People in more comfortable sectors of society may not understand why such distrust of the medical authorities is so widespread in here, but it’s reality-based. The infamous Tuskegee syphilis study on Black men is but the best known of the plethora of medical experiments on Black and Brown people in and out of prisons, and other vulnerable populations. On top of that, in here we all know some grim examples of the problems with prison medical care.
What about China?
China surged past the United States to become the #1 carbon emitter in 2006. Currently (2019 data from BP’s Statistical Review of World Energy), its CO2 emissions from fossil-fuel burning are over 9,800 million metric tons (“tonnes”) a year. That is nearly double U.S. emissions for the same year, and a staggering 29 percent of total 2019 world CO2 emissions from burning coal, oil and gas. China’s 2019 emissions are nearly triple the level from 20 years earlier (3,294 million tonnes, also from the BP Review)
This is a less upbeat picture than what we portrayed in our most recent post on China, Why China’s Emissions Triumph Surpasses the United States’?, from 2017. That post highlighted four grounds for optimism on China:
1. China’s carbon emissions were well under half of U.S. emissions on a per capita basis. U.S. per capita CO2 emissions of 15.4 metric tons in 2016 were nearly two-and-a-half times as great as China’s 6.4 tonnes per person in the same year, owing to the 4-to-1 population disparity.
America’s year of hunger: how children and people of color suffered most
Investigation of a year’s worth of data reveals the scale of America’s hunger and food insecurity crisis during a year of Covid-19
Black families in the US have gone hungry at two to three times the rate of white families over the course of the pandemic, according to new analysis which suggests political squabbling over Covid aid exacerbated a crisis that left millions of children without enough to eat.
An investigation into food poverty by the Guardian and the Institute for Policy Research (IPR) at Northwestern University found gaping racial inequalities in access to adequate nutrition that threatens the long-term prospects of a generation of Black and brown children.
America’s Education Deficit and the War on Youth
America’s latest war, according to renowned social critic Henry Giroux, is a war on youth. While this may seem counterintuitive in our youth-obsessed culture, Giroux lays bare the grim reality of how our educational, social, and economic institutions continually fail young people. Their systemic failure is the result of what Giroux identifies as “four fundamentalisms”: market deregulation, patriotic and religious fervor, the instrumentalization of education, and the militarization of society. We see the consequences most plainly in the decaying education system: schools are increasingly designed to churn out drone-like future employees, imbued with authoritarian values, inured to violence, and destined to serve the market.
And those are the lucky ones.
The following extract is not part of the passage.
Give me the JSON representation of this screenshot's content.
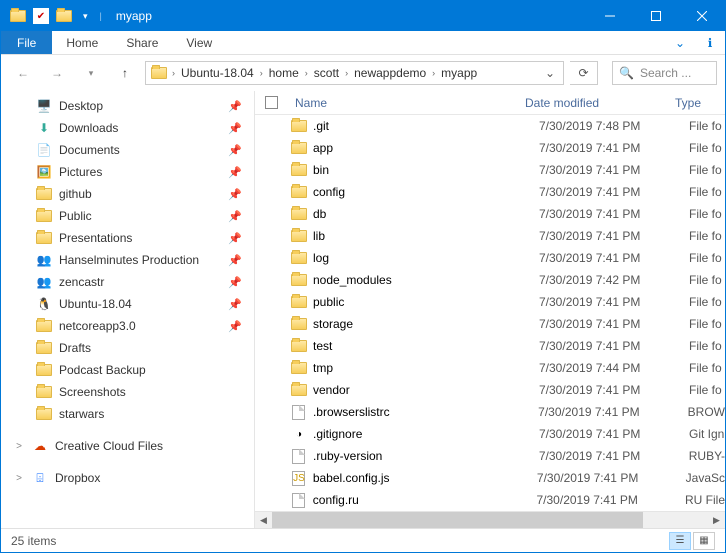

Young people who don’t conform to cultural and economic discipline are left to navigate the neoliberal landscape on their own; if they are black or brown, they are likely to become ensnared by a harsh penal system.